The Atlanta Hawks Basketball Club has transferred guard Josh Magette and forward Andrew White III from Atlanta to the Erie BayHawks, the team’s NBA G League affiliate, it was announced today. Both players are on two-way contracts. In 31 games with Erie (29 starts), Magette has compiled 15.2 points, 9.9 assists, 3.5 rebounds and 1.8 steals in 34.8 minutes, leading the G League in assists while ranking 15th in steals.

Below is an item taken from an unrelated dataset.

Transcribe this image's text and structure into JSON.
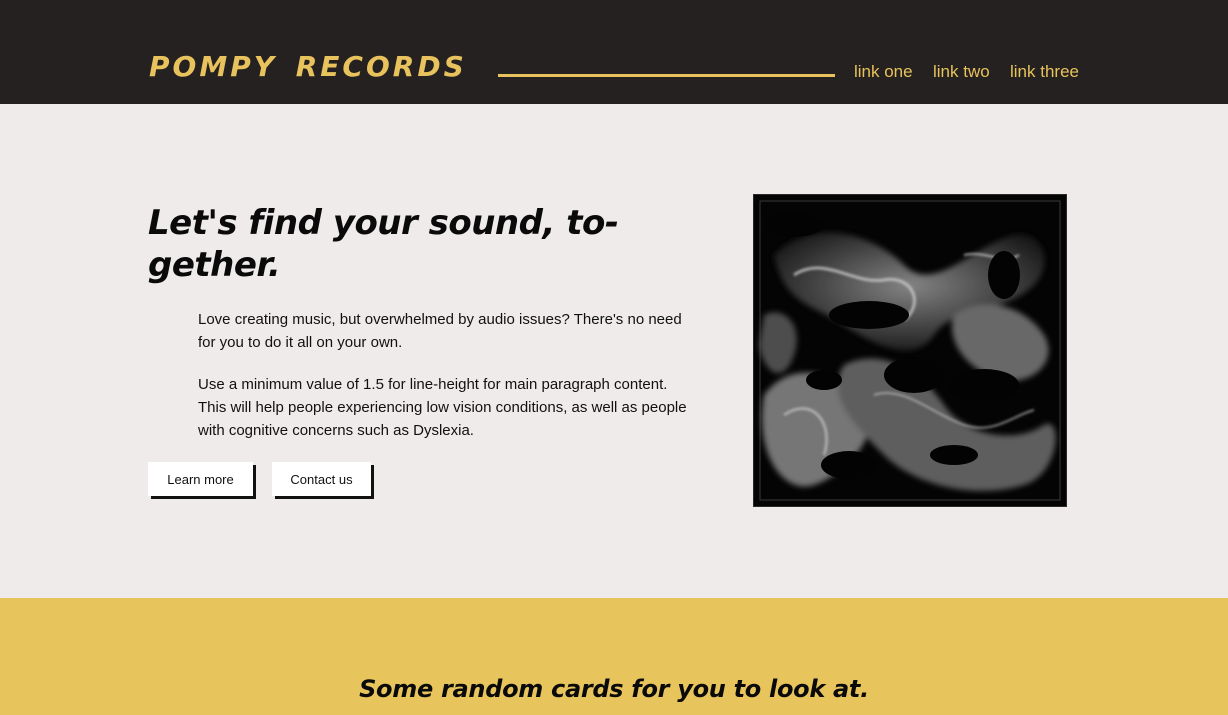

Asked how he appraised his $2 billion bid for the Clippers in 2014 — then a record for an NBA team — Ballmer said he relied on both quantitative analysis and intelligence of the marketplace and the pool of potential buyers. “I looked at what the cash flows would be, and what kind of multiple you’d put on,” Ballmer said. “A team in L.A. is literally beachfront real estate. It’s worth a lot more than teams everywhere else. Because if you ever get a foreign buyer later on — foreign buyers only want to buy in a few cities, which I knew because it was part of the pressure on the price. There was a lurking foreign buyer, if you will, for the team. But ultimately, I knew what the price was in the good old-fashioned way: I knew what the next bidder wanted to pay.”
February 24, 2018 | 11:03 am EST Update
The All-Star forward became the first player to ever post 45 points, 15 rebounds, five steals and five blocks in a game since the NBA started recording steals and blocks in 1973-74. Davis has been playing at an MVP level since the team lost star center DeMarcus Cousins to a season-ending Achilles injury, and it’s given New Orleans the belief that it can remain a contender in the ultra-competitive Western Conference playoff race. “I looked at the stat sheet when we were walking in and I couldn’t believe he had 45 points,” Gentry said. “That’s not a good thing because, now, I almost feel like I’m taking him for granted.”